Although the official refused to say how many people are barred from leaving from Ashgabad airport each day, regular travellers from the airport have told Forum 18 in recent months that several people are routinely taken off each flight, often from the aeroplane itself after they have passed through passport control.

As part of their isolationist policies, the Turkmen authorities usually deny visas to foreign religious figures wishing to come to the country to make contact with local fellow-believers (see eg. F18News 26 October 2004 http://www.forum18.org/Archive.php?article_id=439).

Baptist sources told Forum 18 that Atakov – a Turkmen citizen - was due to fly to Moscow to meet fellow Baptists. He already had a ticket, had passed through passport control and was sitting in the aeroplane when officers of the secret police took him off the flight shortly before takeoff was due. "Officers told him they had an order 'from above' not to allow him to leave the country," one Baptist told Forum 18. "But none of them was prepared to say who had issued the order."

After being barred from leaving, Atakov wrote a letter of complaint but the officers would not say who it would be passed on to. "This travel ban is something new for our people," the Baptist added.

The Migration Service official claimed that those denied permission to leave can complain to the Migration Service's Central Directorate in the capital, Ashgabad. "They'll give people the reason why they've been banned from travelling abroad," he told Forum 18. He also claimed that those refused permission to leave can reclaim seventy percent of the cost of their ticket from Turkmenistan Airlines or, if they are travelling on another airline, from that airline. "They'll give that money back even if it's not the fault of the traveller that they can't leave," he insisted. However, the Baptists say Atakov has not received back the money he spent on his ticket to Moscow.

Atakov – a convert to Christianity who is a member of a Council of Churches Baptist congregation, who refuse on principle to register with the authorities in post-Soviet countries - was arrested in Turkmenbashi [Türkmenbashy, formerly Krasnovodsk] in December 1998. He was sentenced in March 1999 on charges of swindling and forging documents, which church members insist were fabricated to obstruct his church activities. While imprisoned, he was forcibly treated with psychotropic (mind-altering) drugs. He was freed in January 2002 after intense international pressure, returning to live with his wife Artygul and their five children in the town of Kaakhka, midway between Ashgabad and Tejenstroy, near the border with Iran (see F18News 24 November 2003 http://www.forum18.org/Archive.php?article_id=194).

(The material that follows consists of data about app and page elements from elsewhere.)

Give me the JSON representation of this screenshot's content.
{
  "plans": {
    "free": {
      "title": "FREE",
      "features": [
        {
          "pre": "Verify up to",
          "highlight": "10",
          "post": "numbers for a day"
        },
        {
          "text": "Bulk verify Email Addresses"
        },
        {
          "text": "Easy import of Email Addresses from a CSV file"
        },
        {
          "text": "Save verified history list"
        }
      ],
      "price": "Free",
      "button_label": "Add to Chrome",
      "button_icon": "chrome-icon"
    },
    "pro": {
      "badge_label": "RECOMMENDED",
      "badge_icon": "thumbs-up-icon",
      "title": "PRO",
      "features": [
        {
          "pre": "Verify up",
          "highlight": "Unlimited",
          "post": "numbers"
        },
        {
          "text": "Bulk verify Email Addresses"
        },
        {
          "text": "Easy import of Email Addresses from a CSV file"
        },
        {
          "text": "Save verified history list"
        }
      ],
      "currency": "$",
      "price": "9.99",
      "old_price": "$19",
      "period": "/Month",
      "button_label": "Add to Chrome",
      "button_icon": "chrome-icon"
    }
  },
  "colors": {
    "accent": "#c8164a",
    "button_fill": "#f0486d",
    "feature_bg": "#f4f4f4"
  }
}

Since his release, Atakov has visited Russia. Baptists told Forum 18 that more than four years after his release from labour camp he remains under close surveillance.

The abolition of exit visas on paper, but continued practice of barring people from leaving the country, is not the only claimed "improvement" which violates the religious freedom of Turkmen citizens. Allegedly easier state registration of religious communities – part of another claimed "liberalisation" – is not experienced as a "liberalisation" by many religious communities (see F18News 24 May 2006 http://www.forum18.org/Archive.php?article_id=787). (END)

For a personal commentary by a Protestant within Turkmenistan, on the fiction - despite government claims - of religious freedom in the country, and how religious communities and the international community should respond to this, see http://www.forum18.org/Archive.php?article_id=728

For more background, see Forum 18's Turkmenistan religious freedom survey at http://www.forum18.org/Archive.php?article_id=672

A printer-friendly map of Turkmenistan is available at http://www.nationalgeographic.com/xpeditions/atlas/index.html?Parent=asia&Rootmap=turkme